What’s perhaps most interesting are the supporting performances. Meg Foster is excellent as the ancient coven leader, even if some the dialogue Zombie wrote for the character comes across as a bit hokey. Bruce Davison is the film’s shining star, playing a witchcraft expert trying to get to the bottom of what’s going on. It’s unfortunate that Davison doesn’t get more screentime – he’s brilliant in the part, reminding me of a sort of cross between Rutger Hauer and Dennis Hopper.
Davison’s role is indicative of how all the men are treated in Lords of Salem – they’re largely an afterthought. I don’t know that anyone will classify Zombie’s latest as a "feminist film," but it is certainly more interested in its female characters than it is the men. This makes that last act that much more disappointing.

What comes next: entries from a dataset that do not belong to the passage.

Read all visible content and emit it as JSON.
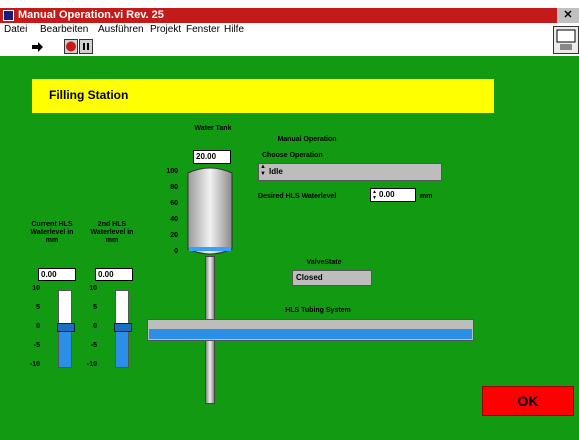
{
  "window": {
    "title": "Manual Operation.vi Rev. 25",
    "close_glyph": "✕"
  },
  "menu": [
    "Datei",
    "Bearbeiten",
    "Ausführen",
    "Projekt",
    "Fenster",
    "Hilfe"
  ],
  "toolbar": {
    "run_icon": "arrow-run-icon",
    "abort_icon": "abort-icon",
    "pause_icon": "pause-icon"
  },
  "panel": {
    "header": "Filling Station",
    "tank": {
      "label": "Water Tank",
      "value": "20.00",
      "scale": [
        "100",
        "80",
        "60",
        "40",
        "20",
        "0"
      ],
      "level": 20
    },
    "manual": {
      "label": "Manual Operation",
      "choose_label": "Choose Operation",
      "operation": "Idle",
      "desired_label": "Desired HLS Waterlevel",
      "desired_value": "0.00",
      "unit": "mm"
    },
    "valve": {
      "label": "ValveState",
      "value": "Closed"
    },
    "tubing": {
      "label": "HLS Tubing System"
    },
    "slider1": {
      "label": "Current HLS Waterlevel in mm",
      "value": "0.00",
      "scale": [
        "10",
        "5",
        "0",
        "-5",
        "-10"
      ],
      "level": 0
    },
    "slider2": {
      "label": "2nd HLS Waterlevel in mm",
      "value": "0.00",
      "scale": [
        "10",
        "5",
        "0",
        "-5",
        "-10"
      ],
      "level": 0
    },
    "ok": "OK"
  }
}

Ultimately, Lords of Salem will probably not change anyone’s mind when it comes to the work of Rob Zombie. The haters are gonna hate, and the fanboys will defend him regardless. Like all of Zombie’s previous efforts, this is an uneven experience – but one where we see flashes of genuine talent. It’s these flashes that have kept me interested in Zombie’s work for the previous four outings – and Lords does just enough right that I’m sure to be back for the filmmaker’s next venture. If Lords of Salem turns out to be Zombie’s horror swan song (his next film is a movie based on the 1975 Philadelphia Flyers hockey team), it’s an interesting epitaph. Lords of Salem doesn’t always work, but it does just enough to keep you intrigued.
Horror on the Horizon
Pickings are slim for those of you looking for some big-screen horror in the next few weeks, because the early summer blockbuster season is notorious for skimping on scary offerings.
As such, there’s only one horror flick hitting theaters this coming Friday – Katie Aselton’s Black Rock – and that’s only opening in limited release and on VOD. Sounds sort of like Jack Ketchum’s Off Season, with three female friends heading to an isolated part of Maine and suddenly discovering they’re not alone… Of course, they’re not surrounded by inbred hillbilly cannibals, either.
Horror on Home Video
Luckily for horror fans, there’s lots of good stuff coming out on DVD and Blu-ray over the next two weeks.
May 21 is loaded with good titles – including the Blu-ray debuts of slasher classic The Burning and The Town That Dreaded Sundown courtesy of Scream Factory. If that’s not cool enough, Full Moon’s cult vampire series Subspecies launches on Blu with a collector’s disc featuring all three films.
Cult is the order of the week, which also sees the release of Castle Freak and Nazi sexploitation flick SS Hell Camp.
May 28 offers less in the way of great discs, but if you missed out on Dark Skies it will now be available on DVD and Blu-ray.